Description 6 EDWIN B. FIRMAGE have meant, among other things, aid to 350,000 families, feeding one million people, free and subsidized school lunches and breakfasts for three million children, refunding remedial education and education for handicapped children, loans for 700,000 college students and Pell Grants for 400,000 students. In addition to all these programs, some 11 billion would be left for the costs of readjustment to a freeze economy.8 Over one billion people live in the most extreme poverty in our beautiful world, two out of five of these people are children. If we knew them at all we would understand that they are indistinguishable from our own children. They are our own children. There are over twenty-six million soldiers in a world with fewer than five million doctors and thirty-four million teachers. The World Health Organization was able to spend 83 million dollars to eradicate smallpox. That would not purchase one bomber. The means we have chosen to protect our society are ferociously attacking the end they were to protect. For "national security" must include the preservation of fundamental human values. Whether or not the missiles fly, an arms race deflects us from nourishing our core. A nation which neglects its poor, its children, its elderly, its industry and its agriculture while endlessly arming itself with weapons which if ever used would incinerate the globe has lost any vision of a loving and just society. We can no more win a nuclear arms race than we can win a nuclear war. This awful social cost of military spending was observed in 1861 by Brigham Young who spoke with characteristic tact and restraint: A large share of the ingenuity of the world is taxed to invent weapons of war. What a set of fools! Much of the skill, ingenuity, and ability of the Christian nations are now devoted to manufacturing instruments of death. May we be saved from the effects of death. May we be saved from the effects of them! As I often tell you, if we are faithful, the Lord will fight our battles much better than we can ourselves.9 Amen, Brother Brigham, Amen! 8 See Firmage, National Security: The Nuclear Arms Race and Our Alternatives, 1 Journal of International & Area Studies 6 (1986). 9 B. Young, Journal of Discourses, supra note 7, at 157.

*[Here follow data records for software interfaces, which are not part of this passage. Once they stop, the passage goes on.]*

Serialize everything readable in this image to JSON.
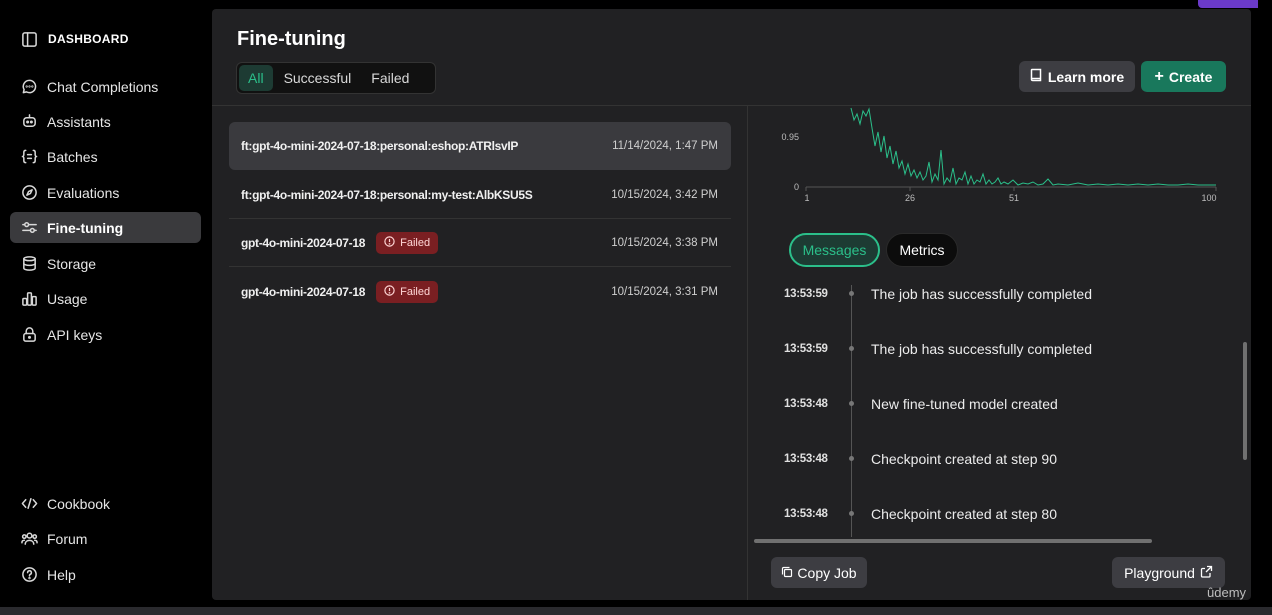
{
  "sidebar": {
    "brand": "DASHBOARD",
    "items": [
      {
        "label": "Chat Completions",
        "icon": "chat-icon"
      },
      {
        "label": "Assistants",
        "icon": "robot-icon"
      },
      {
        "label": "Batches",
        "icon": "braces-icon"
      },
      {
        "label": "Evaluations",
        "icon": "compass-icon"
      },
      {
        "label": "Fine-tuning",
        "icon": "sliders-icon"
      },
      {
        "label": "Storage",
        "icon": "database-icon"
      },
      {
        "label": "Usage",
        "icon": "chart-icon"
      },
      {
        "label": "API keys",
        "icon": "lock-icon"
      }
    ],
    "bottom_items": [
      {
        "label": "Cookbook",
        "icon": "code-icon"
      },
      {
        "label": "Forum",
        "icon": "users-icon"
      },
      {
        "label": "Help",
        "icon": "help-icon"
      }
    ]
  },
  "header": {
    "title": "Fine-tuning",
    "tabs": [
      "All",
      "Successful",
      "Failed"
    ],
    "learn_more": "Learn more",
    "create": "Create"
  },
  "jobs": [
    {
      "name": "ft:gpt-4o-mini-2024-07-18:personal:eshop:ATRlsvIP",
      "date": "11/14/2024, 1:47 PM",
      "status": ""
    },
    {
      "name": "ft:gpt-4o-mini-2024-07-18:personal:my-test:AlbKSU5S",
      "date": "10/15/2024, 3:42 PM",
      "status": ""
    },
    {
      "name": "gpt-4o-mini-2024-07-18",
      "date": "10/15/2024, 3:38 PM",
      "status": "Failed"
    },
    {
      "name": "gpt-4o-mini-2024-07-18",
      "date": "10/15/2024, 3:31 PM",
      "status": "Failed"
    }
  ],
  "chart": {
    "y_ticks": [
      "0.95",
      "0"
    ],
    "x_ticks": [
      "1",
      "26",
      "51",
      "100"
    ],
    "line_color": "#2bbf8a"
  },
  "detail_tabs": {
    "messages": "Messages",
    "metrics": "Metrics"
  },
  "messages": [
    {
      "time": "13:53:59",
      "text": "The job has successfully completed"
    },
    {
      "time": "13:53:59",
      "text": "The job has successfully completed"
    },
    {
      "time": "13:53:48",
      "text": "New fine-tuned model created"
    },
    {
      "time": "13:53:48",
      "text": "Checkpoint created at step 90"
    },
    {
      "time": "13:53:48",
      "text": "Checkpoint created at step 80"
    }
  ],
  "footer": {
    "copy_job": "Copy Job",
    "playground": "Playground"
  },
  "watermark": "ûdemy",
  "colors": {
    "accent": "#2bbf8a",
    "create_button": "#19785c",
    "failed_badge": "#7a1f22"
  }
}
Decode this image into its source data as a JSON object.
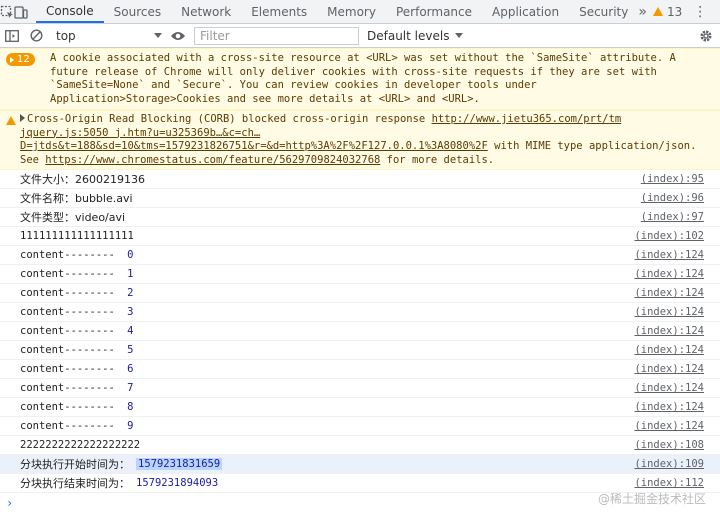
{
  "tabs": {
    "items": [
      {
        "label": "Console",
        "active": true
      },
      {
        "label": "Sources"
      },
      {
        "label": "Network"
      },
      {
        "label": "Elements"
      },
      {
        "label": "Memory"
      },
      {
        "label": "Performance"
      },
      {
        "label": "Application"
      },
      {
        "label": "Security"
      }
    ],
    "more": "»",
    "warning_count": "13",
    "kebab": "⋮",
    "close": "✕"
  },
  "toolbar": {
    "context": "top",
    "filter_placeholder": "Filter",
    "levels": "Default levels"
  },
  "warnings": [
    {
      "badge": "12",
      "text": "A cookie associated with a cross-site resource at <URL> was set without the `SameSite` attribute. A future release of Chrome will only deliver cookies with cross-site requests if they are set with `SameSite=None` and `Secure`. You can review cookies in developer tools under Application>Storage>Cookies and see more details at <URL> and <URL>."
    },
    {
      "prefix": "Cross-Origin Read Blocking (CORB) blocked cross-origin response ",
      "link1": "http://www.jietu365.com/prt/tm  jquery.js:5050 j.htm?u=u325369b…&c=ch…D=jtds&t=188&sd=10&tms=1579231826751&r=&d=http%3A%2F%2F127.0.0.1%3A8080%2F",
      "middle": " with MIME type application/json. See ",
      "link2": "https://www.chromestatus.com/feature/5629709824032768",
      "suffix": " for more details."
    }
  ],
  "logs": [
    {
      "text": "文件大小：2600219136",
      "src": "(index):95"
    },
    {
      "text": "文件名称：bubble.avi",
      "src": "(index):96"
    },
    {
      "text": "文件类型：video/avi",
      "src": "(index):97"
    },
    {
      "text": "111111111111111111",
      "src": "(index):102"
    },
    {
      "text": "content-------- ",
      "num": "0",
      "src": "(index):124"
    },
    {
      "text": "content-------- ",
      "num": "1",
      "src": "(index):124"
    },
    {
      "text": "content-------- ",
      "num": "2",
      "src": "(index):124"
    },
    {
      "text": "content-------- ",
      "num": "3",
      "src": "(index):124"
    },
    {
      "text": "content-------- ",
      "num": "4",
      "src": "(index):124"
    },
    {
      "text": "content-------- ",
      "num": "5",
      "src": "(index):124"
    },
    {
      "text": "content-------- ",
      "num": "6",
      "src": "(index):124"
    },
    {
      "text": "content-------- ",
      "num": "7",
      "src": "(index):124"
    },
    {
      "text": "content-------- ",
      "num": "8",
      "src": "(index):124"
    },
    {
      "text": "content-------- ",
      "num": "9",
      "src": "(index):124"
    },
    {
      "text": "2222222222222222222",
      "src": "(index):108"
    },
    {
      "text": "分块执行开始时间为：",
      "num": "1579231831659",
      "src": "(index):109",
      "selected": true
    },
    {
      "text": "分块执行结束时间为：",
      "num": "1579231894093",
      "src": "(index):112"
    }
  ],
  "prompt": "›",
  "watermark": "@稀土掘金技术社区",
  "colors": {
    "accent": "#1a73e8",
    "warning": "#f29900",
    "warn_bg": "#fffbe5",
    "number": "#1a1aa6"
  }
}
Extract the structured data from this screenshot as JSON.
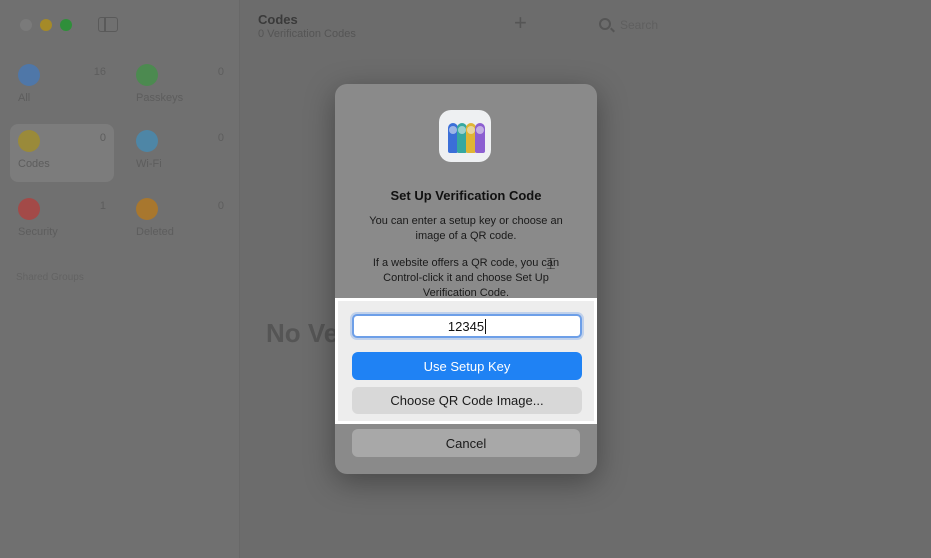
{
  "window": {
    "title": "Codes",
    "subtitle": "0 Verification Codes",
    "search_placeholder": "Search",
    "add_label": "+",
    "empty_state": "No Ve"
  },
  "sidebar": {
    "tiles": [
      {
        "label": "All",
        "count": "16",
        "color": "#4f77a8"
      },
      {
        "label": "Passkeys",
        "count": "0",
        "color": "#4c8a50"
      },
      {
        "label": "Codes",
        "count": "0",
        "color": "#9a8a3a"
      },
      {
        "label": "Wi-Fi",
        "count": "0",
        "color": "#4e86a6"
      },
      {
        "label": "Security",
        "count": "1",
        "color": "#a34a48"
      },
      {
        "label": "Deleted",
        "count": "0",
        "color": "#a8772e"
      }
    ],
    "section_label": "Shared Groups"
  },
  "dialog": {
    "title": "Set Up Verification Code",
    "line1": "You can enter a setup key or choose an image of a QR code.",
    "line2": "If a website offers a QR code, you can Control-click it and choose Set Up Verification Code.",
    "key_value": "12345",
    "use_key_label": "Use Setup Key",
    "choose_qr_label": "Choose QR Code Image...",
    "cancel_label": "Cancel",
    "key_colors": [
      "#3b6fd8",
      "#35a8a0",
      "#e0b533",
      "#8c5fd1"
    ]
  }
}
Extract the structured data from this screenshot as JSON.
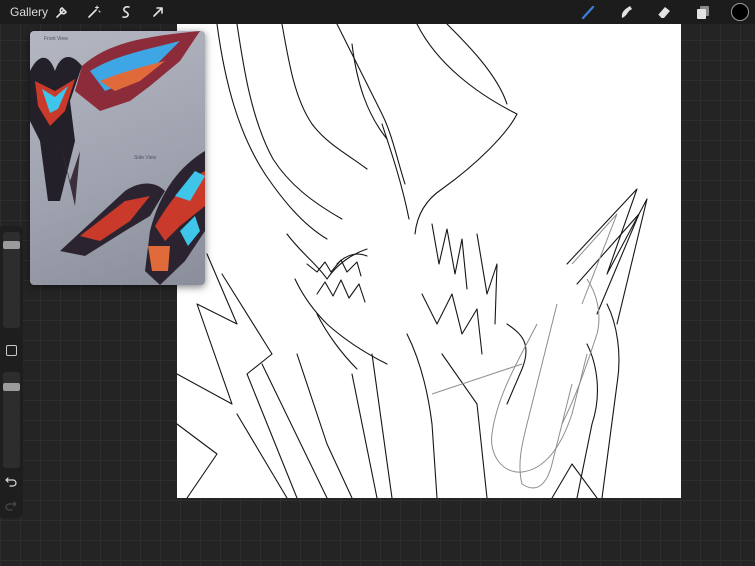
{
  "topbar": {
    "gallery_label": "Gallery",
    "left_tools": [
      {
        "name": "actions-wrench-icon"
      },
      {
        "name": "adjustments-wand-icon"
      },
      {
        "name": "selection-s-icon"
      },
      {
        "name": "transform-arrow-icon"
      }
    ],
    "right_tools": [
      {
        "name": "brush-icon",
        "active": true
      },
      {
        "name": "smudge-icon",
        "active": false
      },
      {
        "name": "eraser-icon",
        "active": false
      },
      {
        "name": "layers-icon",
        "active": false
      }
    ],
    "current_color": "#000000",
    "accent_color": "#3b7fe0"
  },
  "reference_window": {
    "labels": [
      "Front View",
      "Side View"
    ]
  },
  "sidebar": {
    "brush_size": 0.1,
    "brush_opacity": 0.12,
    "icons": [
      "modify-square-icon",
      "undo-icon",
      "redo-icon"
    ]
  }
}
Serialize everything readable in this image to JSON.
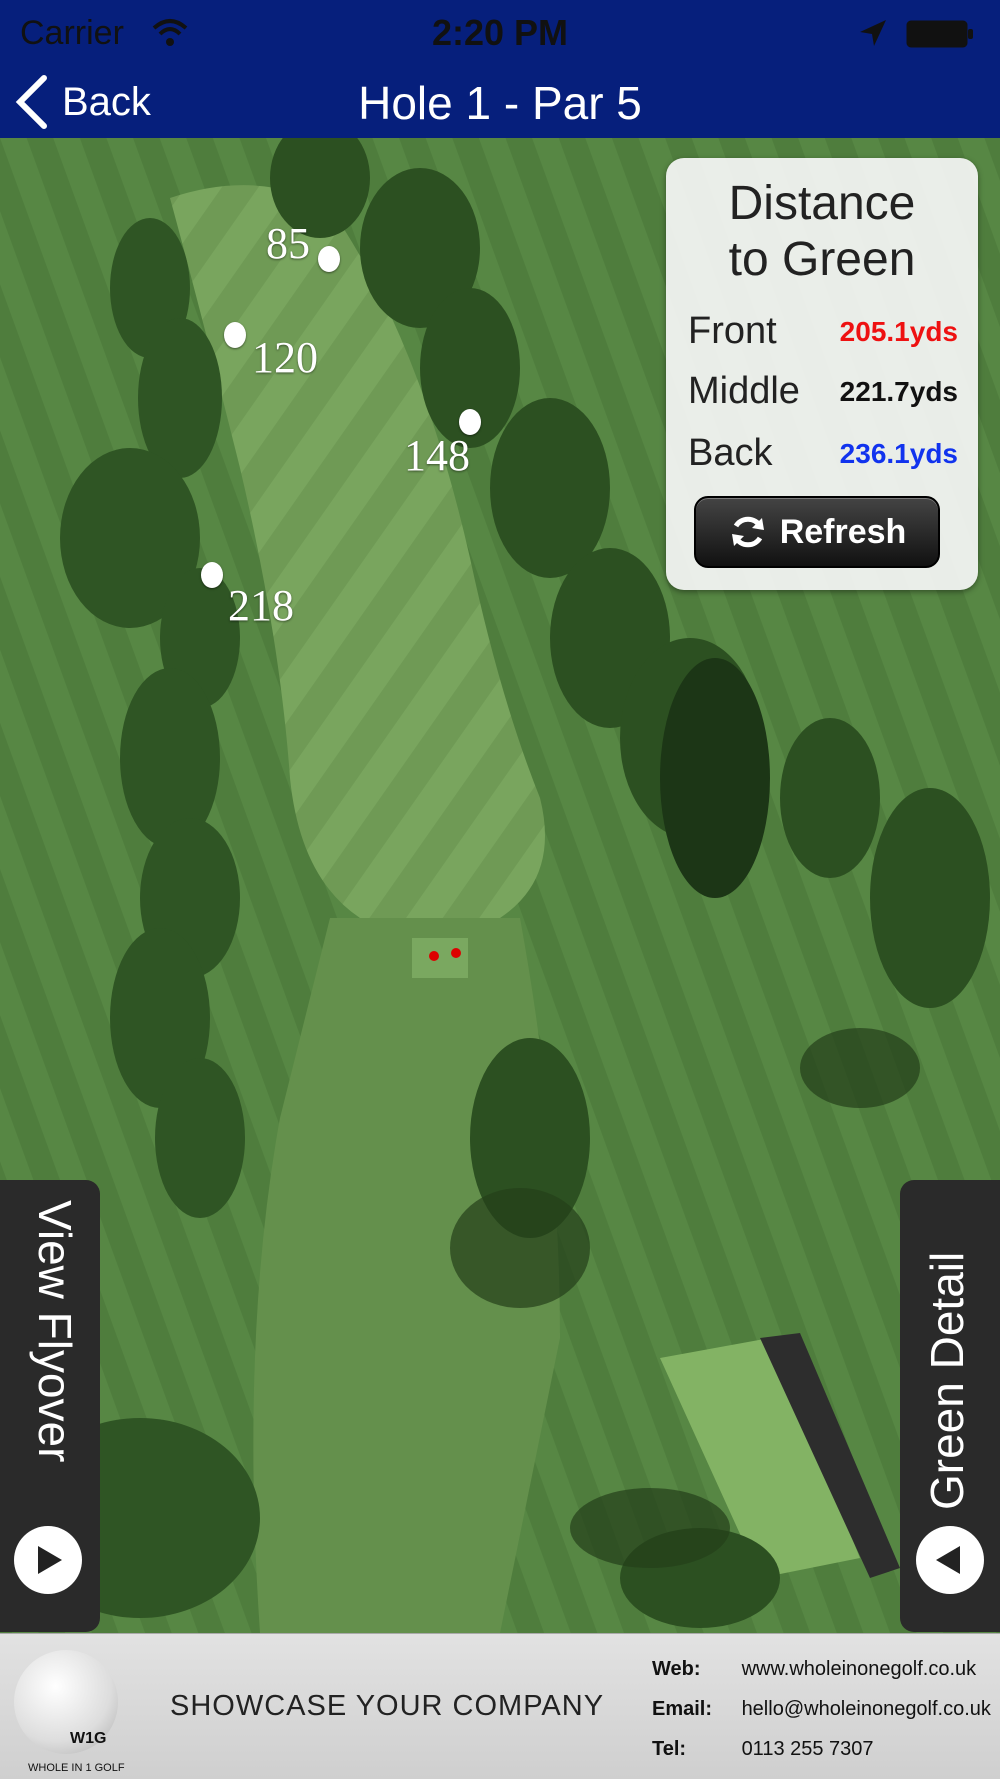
{
  "status_bar": {
    "carrier": "Carrier",
    "time": "2:20 PM"
  },
  "nav": {
    "back_label": "Back",
    "title": "Hole 1 - Par 5"
  },
  "yardage_markers": [
    "85",
    "120",
    "148",
    "218"
  ],
  "distance_panel": {
    "title_line1": "Distance",
    "title_line2": "to Green",
    "rows": [
      {
        "label": "Front",
        "value": "205.1yds",
        "color": "#ee1111"
      },
      {
        "label": "Middle",
        "value": "221.7yds",
        "color": "#111111"
      },
      {
        "label": "Back",
        "value": "236.1yds",
        "color": "#1133ee"
      }
    ],
    "refresh_label": "Refresh"
  },
  "side_tabs": {
    "left": "View Flyover",
    "right": "Green Detail"
  },
  "footer": {
    "logo_text": "W1G",
    "logo_sub": "WHOLE IN 1 GOLF",
    "tagline": "SHOWCASE YOUR COMPANY",
    "web_label": "Web:",
    "web": "www.wholeinonegolf.co.uk",
    "email_label": "Email:",
    "email": "hello@wholeinonegolf.co.uk",
    "tel_label": "Tel:",
    "tel": "0113 255 7307"
  },
  "colors": {
    "nav_bg": "#061f7c",
    "fairway": "#6f9a55",
    "rough": "#4e7a3c"
  }
}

Format application/pdf
Identifier 009-RNLT- firmageE_ Page 6.jpg
Source Original Manuscript: Ends and means in conflict by Edwin B. Firmage.
Setname uu_fwrl
Date Created 2008-07-29
Date Modified 2008-07-29
ID 320390
Reference URL